Work to complete:
Within the records that follow, find every line containing the string "type". Copy those lines.

Dataset entries:
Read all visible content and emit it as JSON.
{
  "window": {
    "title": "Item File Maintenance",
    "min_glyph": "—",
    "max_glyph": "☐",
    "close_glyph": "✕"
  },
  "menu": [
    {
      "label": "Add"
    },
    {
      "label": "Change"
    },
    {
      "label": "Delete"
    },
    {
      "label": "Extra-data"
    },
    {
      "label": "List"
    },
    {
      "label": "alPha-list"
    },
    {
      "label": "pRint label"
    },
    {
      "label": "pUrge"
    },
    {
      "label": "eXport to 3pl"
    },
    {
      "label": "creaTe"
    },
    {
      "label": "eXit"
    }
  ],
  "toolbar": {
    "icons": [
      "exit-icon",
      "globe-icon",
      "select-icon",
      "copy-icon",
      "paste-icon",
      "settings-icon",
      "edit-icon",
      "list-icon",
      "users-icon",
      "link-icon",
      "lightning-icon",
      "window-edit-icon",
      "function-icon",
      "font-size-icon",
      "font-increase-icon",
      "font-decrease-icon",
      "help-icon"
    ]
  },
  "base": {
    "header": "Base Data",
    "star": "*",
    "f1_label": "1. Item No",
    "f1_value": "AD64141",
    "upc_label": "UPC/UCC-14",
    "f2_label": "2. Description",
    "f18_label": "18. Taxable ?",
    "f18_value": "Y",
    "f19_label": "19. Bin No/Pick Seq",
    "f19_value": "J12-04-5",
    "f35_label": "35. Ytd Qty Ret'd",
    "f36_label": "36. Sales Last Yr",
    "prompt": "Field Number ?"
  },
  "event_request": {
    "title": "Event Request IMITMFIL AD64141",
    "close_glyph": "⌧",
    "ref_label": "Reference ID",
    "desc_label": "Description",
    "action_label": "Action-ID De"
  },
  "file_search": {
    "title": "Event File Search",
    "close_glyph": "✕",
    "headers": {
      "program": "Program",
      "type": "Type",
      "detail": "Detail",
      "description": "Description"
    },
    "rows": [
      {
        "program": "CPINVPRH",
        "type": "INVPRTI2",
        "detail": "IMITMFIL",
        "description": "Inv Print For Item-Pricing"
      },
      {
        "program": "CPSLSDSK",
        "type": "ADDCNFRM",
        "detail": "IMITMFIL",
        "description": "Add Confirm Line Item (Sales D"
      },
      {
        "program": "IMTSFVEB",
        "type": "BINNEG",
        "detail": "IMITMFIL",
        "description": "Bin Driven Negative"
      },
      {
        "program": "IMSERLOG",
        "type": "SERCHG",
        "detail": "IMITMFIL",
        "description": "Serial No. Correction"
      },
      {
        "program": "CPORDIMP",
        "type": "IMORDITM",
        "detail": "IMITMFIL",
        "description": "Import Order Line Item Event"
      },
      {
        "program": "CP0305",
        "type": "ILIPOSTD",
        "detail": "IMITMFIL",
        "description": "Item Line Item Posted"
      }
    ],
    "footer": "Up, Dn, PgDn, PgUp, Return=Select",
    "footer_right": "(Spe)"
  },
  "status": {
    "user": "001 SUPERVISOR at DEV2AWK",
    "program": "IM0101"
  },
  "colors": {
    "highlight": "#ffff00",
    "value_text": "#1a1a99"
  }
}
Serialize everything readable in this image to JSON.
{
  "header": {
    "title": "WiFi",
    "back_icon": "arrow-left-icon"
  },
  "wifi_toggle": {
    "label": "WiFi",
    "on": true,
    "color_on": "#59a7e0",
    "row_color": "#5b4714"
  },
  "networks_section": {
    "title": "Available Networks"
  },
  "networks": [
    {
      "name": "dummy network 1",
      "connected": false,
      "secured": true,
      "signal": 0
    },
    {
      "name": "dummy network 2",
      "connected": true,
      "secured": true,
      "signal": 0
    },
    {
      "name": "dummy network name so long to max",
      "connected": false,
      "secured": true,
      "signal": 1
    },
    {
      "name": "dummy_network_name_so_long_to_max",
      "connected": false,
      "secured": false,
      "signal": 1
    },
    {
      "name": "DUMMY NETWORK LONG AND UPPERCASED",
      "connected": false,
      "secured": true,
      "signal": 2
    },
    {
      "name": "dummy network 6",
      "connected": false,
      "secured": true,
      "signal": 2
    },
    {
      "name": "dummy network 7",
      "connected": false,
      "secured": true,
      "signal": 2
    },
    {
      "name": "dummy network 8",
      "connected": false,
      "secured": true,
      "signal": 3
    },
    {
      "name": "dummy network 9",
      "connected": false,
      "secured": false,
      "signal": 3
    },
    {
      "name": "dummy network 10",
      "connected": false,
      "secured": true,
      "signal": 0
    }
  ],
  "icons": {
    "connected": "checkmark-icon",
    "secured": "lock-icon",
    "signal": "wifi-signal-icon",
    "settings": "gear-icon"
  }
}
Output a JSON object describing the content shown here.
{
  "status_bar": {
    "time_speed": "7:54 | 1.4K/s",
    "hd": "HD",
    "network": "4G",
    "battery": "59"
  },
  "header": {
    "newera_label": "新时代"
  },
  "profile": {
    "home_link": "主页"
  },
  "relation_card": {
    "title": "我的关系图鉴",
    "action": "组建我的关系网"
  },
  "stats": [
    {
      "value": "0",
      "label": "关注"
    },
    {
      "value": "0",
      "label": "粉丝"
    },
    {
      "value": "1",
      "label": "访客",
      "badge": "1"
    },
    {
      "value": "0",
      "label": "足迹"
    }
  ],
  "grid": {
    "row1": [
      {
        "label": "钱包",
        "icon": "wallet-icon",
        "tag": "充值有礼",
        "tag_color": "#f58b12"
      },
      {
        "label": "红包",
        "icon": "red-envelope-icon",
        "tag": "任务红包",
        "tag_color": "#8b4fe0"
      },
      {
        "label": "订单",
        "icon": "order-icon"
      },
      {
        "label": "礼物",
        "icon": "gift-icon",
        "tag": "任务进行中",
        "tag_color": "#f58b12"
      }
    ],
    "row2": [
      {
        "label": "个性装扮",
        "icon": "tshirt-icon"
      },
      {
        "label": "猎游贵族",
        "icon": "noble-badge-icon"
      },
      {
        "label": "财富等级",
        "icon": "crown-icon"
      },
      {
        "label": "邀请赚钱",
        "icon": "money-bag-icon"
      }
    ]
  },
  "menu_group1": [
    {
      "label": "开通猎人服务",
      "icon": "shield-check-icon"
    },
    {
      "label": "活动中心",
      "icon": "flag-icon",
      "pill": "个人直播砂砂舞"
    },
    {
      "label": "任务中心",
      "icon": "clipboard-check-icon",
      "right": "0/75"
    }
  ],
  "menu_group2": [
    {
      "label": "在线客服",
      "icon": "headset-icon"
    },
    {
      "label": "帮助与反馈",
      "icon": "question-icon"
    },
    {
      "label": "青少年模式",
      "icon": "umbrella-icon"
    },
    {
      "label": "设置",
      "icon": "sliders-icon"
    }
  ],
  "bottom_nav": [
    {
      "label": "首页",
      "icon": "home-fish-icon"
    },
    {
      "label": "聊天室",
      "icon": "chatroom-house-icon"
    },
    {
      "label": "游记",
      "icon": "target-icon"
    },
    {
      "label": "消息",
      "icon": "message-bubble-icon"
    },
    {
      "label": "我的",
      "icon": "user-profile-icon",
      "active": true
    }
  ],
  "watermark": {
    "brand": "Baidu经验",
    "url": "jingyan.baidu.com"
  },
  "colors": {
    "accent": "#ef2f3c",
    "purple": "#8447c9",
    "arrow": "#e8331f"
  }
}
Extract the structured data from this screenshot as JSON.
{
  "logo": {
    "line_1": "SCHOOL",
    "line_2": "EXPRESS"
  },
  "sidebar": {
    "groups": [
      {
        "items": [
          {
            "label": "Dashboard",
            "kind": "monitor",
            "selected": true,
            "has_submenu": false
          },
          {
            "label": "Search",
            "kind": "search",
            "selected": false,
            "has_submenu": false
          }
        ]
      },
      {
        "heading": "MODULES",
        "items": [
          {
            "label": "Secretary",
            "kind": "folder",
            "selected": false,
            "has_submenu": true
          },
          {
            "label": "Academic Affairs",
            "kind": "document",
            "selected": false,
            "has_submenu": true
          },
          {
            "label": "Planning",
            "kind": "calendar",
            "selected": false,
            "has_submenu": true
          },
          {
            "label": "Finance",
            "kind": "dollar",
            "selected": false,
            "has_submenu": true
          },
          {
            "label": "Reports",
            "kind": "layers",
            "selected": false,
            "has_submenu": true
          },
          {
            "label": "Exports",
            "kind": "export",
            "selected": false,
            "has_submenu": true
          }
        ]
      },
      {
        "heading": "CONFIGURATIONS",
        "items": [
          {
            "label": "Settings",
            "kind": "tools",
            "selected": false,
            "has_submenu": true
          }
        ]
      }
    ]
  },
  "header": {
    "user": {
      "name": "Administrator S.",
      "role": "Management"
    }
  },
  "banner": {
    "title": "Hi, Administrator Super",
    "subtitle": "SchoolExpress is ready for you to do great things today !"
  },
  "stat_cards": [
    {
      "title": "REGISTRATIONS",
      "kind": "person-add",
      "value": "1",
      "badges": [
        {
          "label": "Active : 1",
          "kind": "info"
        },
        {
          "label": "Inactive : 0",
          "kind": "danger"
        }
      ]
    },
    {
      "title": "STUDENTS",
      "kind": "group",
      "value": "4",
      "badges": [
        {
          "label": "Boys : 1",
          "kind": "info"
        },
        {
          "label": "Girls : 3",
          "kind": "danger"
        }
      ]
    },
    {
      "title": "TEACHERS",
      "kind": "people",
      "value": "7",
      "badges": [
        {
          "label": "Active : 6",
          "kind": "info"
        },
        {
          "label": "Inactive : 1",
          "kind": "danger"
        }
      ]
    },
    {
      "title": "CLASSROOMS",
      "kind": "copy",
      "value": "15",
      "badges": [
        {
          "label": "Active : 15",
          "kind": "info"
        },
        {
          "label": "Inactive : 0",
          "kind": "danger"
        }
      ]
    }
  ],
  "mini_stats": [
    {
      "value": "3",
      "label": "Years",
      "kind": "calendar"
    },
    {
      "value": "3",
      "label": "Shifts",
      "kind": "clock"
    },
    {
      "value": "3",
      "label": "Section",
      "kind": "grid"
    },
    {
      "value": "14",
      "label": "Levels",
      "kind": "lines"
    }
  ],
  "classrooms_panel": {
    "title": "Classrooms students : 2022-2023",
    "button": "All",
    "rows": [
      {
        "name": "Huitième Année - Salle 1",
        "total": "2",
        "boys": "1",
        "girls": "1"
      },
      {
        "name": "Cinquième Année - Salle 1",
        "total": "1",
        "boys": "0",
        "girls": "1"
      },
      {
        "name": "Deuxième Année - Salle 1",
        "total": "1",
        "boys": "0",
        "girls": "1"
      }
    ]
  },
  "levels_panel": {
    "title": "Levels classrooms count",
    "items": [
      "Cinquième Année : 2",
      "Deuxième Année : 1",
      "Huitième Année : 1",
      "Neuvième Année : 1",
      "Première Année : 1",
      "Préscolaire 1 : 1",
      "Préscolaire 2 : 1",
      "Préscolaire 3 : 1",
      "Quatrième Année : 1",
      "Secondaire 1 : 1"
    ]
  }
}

The completed task:
      "type": "Type",
        "type": "INVPRTI2",
        "type": "ADDCNFRM",
        "type": "BINNEG",
        "type": "SERCHG",
        "type": "IMORDITM",
        "type": "ILIPOSTD",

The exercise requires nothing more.